### Exercise objective
Report each line of the records below that holds the word "Ausführung".

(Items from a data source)
:::::

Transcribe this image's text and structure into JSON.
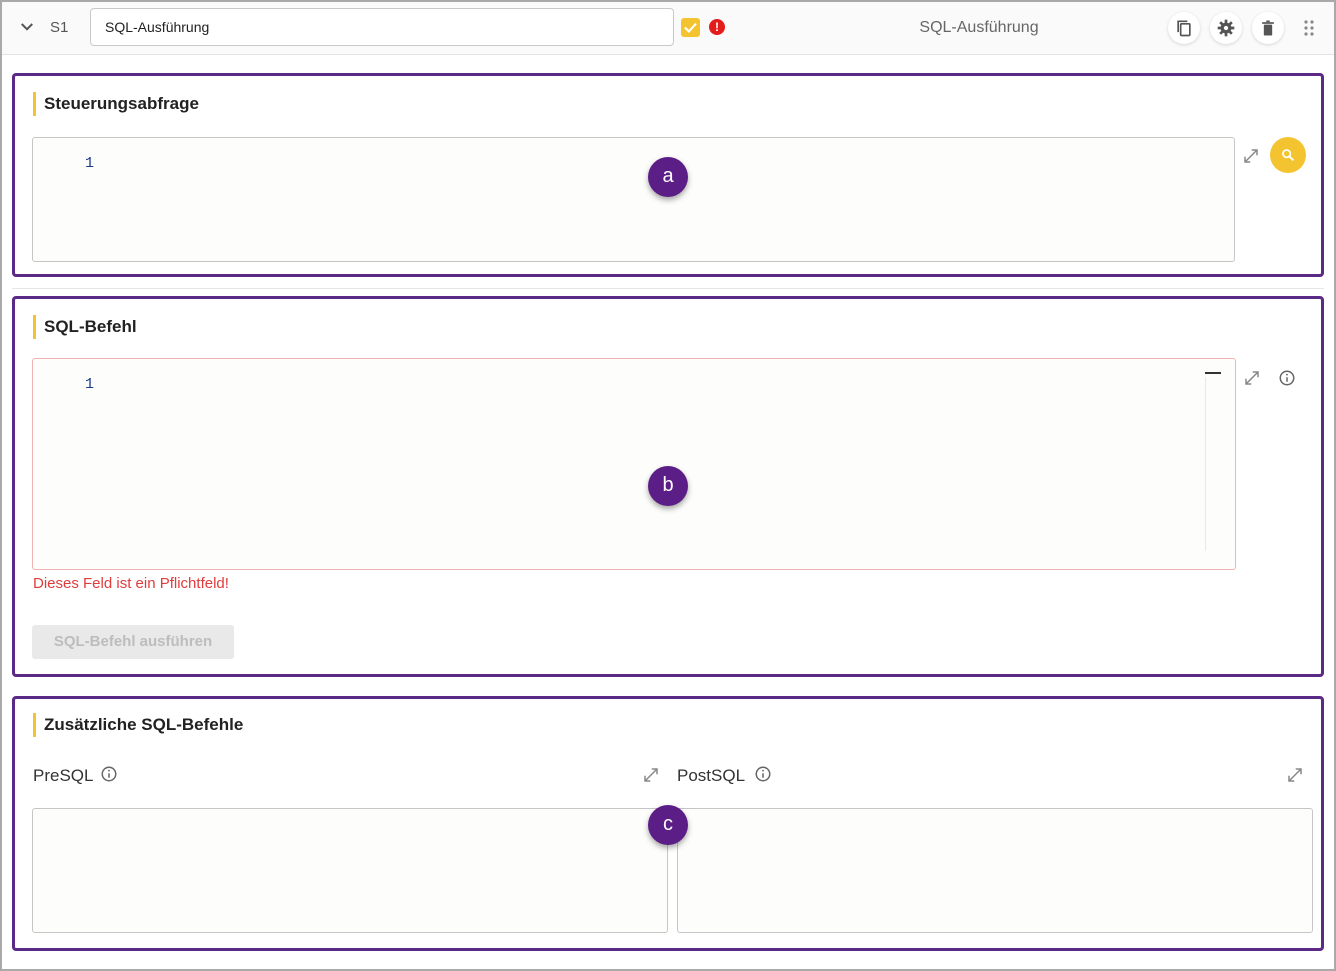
{
  "header": {
    "step_label": "S1",
    "name_value": "SQL-Ausführung",
    "title": "SQL-Ausführung",
    "error_glyph": "!"
  },
  "sections": {
    "control": {
      "title": "Steuerungsabfrage",
      "line_number": "1",
      "badge": "a"
    },
    "sql": {
      "title": "SQL-Befehl",
      "line_number": "1",
      "badge": "b",
      "error_message": "Dieses Feld ist ein Pflichtfeld!",
      "run_button": "SQL-Befehl ausführen"
    },
    "extra": {
      "title": "Zusätzliche SQL-Befehle",
      "presql_label": "PreSQL",
      "postsql_label": "PostSQL",
      "badge": "c"
    }
  },
  "colors": {
    "accent_purple": "#5b2a86",
    "accent_yellow": "#f4c430",
    "error_red": "#e03c3c"
  }
}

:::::

### Answer to the exercise
    "name_value": "SQL-Ausführung",
    "title": "SQL-Ausführung",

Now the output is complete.